WHAT TO PRODUCE:
Every record must come back exactly as given.

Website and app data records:
=-=-=-=-=

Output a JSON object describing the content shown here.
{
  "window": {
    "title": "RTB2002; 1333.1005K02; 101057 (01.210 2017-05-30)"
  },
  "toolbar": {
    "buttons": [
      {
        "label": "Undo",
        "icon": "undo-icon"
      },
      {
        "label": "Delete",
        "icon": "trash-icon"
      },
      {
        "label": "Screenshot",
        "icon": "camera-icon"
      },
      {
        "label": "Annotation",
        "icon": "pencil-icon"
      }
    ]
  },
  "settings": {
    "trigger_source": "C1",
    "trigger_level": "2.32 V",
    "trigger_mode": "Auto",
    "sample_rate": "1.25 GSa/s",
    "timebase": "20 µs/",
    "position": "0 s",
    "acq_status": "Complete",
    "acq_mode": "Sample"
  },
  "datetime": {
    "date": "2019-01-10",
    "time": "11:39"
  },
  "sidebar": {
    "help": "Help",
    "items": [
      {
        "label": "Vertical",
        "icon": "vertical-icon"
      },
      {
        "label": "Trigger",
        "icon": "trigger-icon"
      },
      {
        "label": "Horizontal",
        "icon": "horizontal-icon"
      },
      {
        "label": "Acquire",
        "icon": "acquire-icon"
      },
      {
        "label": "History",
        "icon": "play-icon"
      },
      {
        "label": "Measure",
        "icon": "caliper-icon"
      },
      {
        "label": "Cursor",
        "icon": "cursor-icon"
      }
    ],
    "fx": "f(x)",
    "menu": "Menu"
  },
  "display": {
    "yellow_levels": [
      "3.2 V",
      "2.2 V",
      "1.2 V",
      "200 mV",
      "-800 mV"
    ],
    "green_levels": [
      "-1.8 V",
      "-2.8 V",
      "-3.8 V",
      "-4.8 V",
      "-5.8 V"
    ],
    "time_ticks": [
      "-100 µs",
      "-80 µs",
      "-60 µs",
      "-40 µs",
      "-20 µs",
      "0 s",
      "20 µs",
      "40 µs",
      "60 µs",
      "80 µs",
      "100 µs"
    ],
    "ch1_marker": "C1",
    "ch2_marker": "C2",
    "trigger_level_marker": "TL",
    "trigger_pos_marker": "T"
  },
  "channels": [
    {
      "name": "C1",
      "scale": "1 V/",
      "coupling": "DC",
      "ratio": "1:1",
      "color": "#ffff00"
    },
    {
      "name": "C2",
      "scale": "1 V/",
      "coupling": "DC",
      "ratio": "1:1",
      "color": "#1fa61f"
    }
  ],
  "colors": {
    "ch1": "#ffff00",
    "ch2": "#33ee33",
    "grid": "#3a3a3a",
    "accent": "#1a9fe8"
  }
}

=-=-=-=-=

RESULT OF THIS TASK:
Output a JSON object describing the content shown here.
{
  "window": {
    "title": "RTB2002; 1333.1005K02; 101057 (01.210 2017-05-30)"
  },
  "toolbar": {
    "buttons": [
      {
        "label": "Undo",
        "icon": "undo-icon"
      },
      {
        "label": "Delete",
        "icon": "trash-icon"
      },
      {
        "label": "Screenshot",
        "icon": "camera-icon"
      },
      {
        "label": "Annotation",
        "icon": "pencil-icon"
      }
    ]
  },
  "settings": {
    "trigger_source": "C1",
    "trigger_level": "2.32 V",
    "trigger_mode": "Auto",
    "sample_rate": "1.25 GSa/s",
    "timebase": "20 µs/",
    "position": "0 s",
    "acq_status": "Complete",
    "acq_mode": "Sample"
  },
  "datetime": {
    "date": "2019-01-10",
    "time": "11:39"
  },
  "sidebar": {
    "help": "Help",
    "items": [
      {
        "label": "Vertical",
        "icon": "vertical-icon"
      },
      {
        "label": "Trigger",
        "icon": "trigger-icon"
      },
      {
        "label": "Horizontal",
        "icon": "horizontal-icon"
      },
      {
        "label": "Acquire",
        "icon": "acquire-icon"
      },
      {
        "label": "History",
        "icon": "play-icon"
      },
      {
        "label": "Measure",
        "icon": "caliper-icon"
      },
      {
        "label": "Cursor",
        "icon": "cursor-icon"
      }
    ],
    "fx": "f(x)",
    "menu": "Menu"
  },
  "display": {
    "yellow_levels": [
      "3.2 V",
      "2.2 V",
      "1.2 V",
      "200 mV",
      "-800 mV"
    ],
    "green_levels": [
      "-1.8 V",
      "-2.8 V",
      "-3.8 V",
      "-4.8 V",
      "-5.8 V"
    ],
    "time_ticks": [
      "-100 µs",
      "-80 µs",
      "-60 µs",
      "-40 µs",
      "-20 µs",
      "0 s",
      "20 µs",
      "40 µs",
      "60 µs",
      "80 µs",
      "100 µs"
    ],
    "ch1_marker": "C1",
    "ch2_marker": "C2",
    "trigger_level_marker": "TL",
    "trigger_pos_marker": "T"
  },
  "channels": [
    {
      "name": "C1",
      "scale": "1 V/",
      "coupling": "DC",
      "ratio": "1:1",
      "color": "#ffff00"
    },
    {
      "name": "C2",
      "scale": "1 V/",
      "coupling": "DC",
      "ratio": "1:1",
      "color": "#1fa61f"
    }
  ],
  "colors": {
    "ch1": "#ffff00",
    "ch2": "#33ee33",
    "grid": "#3a3a3a",
    "accent": "#1a9fe8"
  }
}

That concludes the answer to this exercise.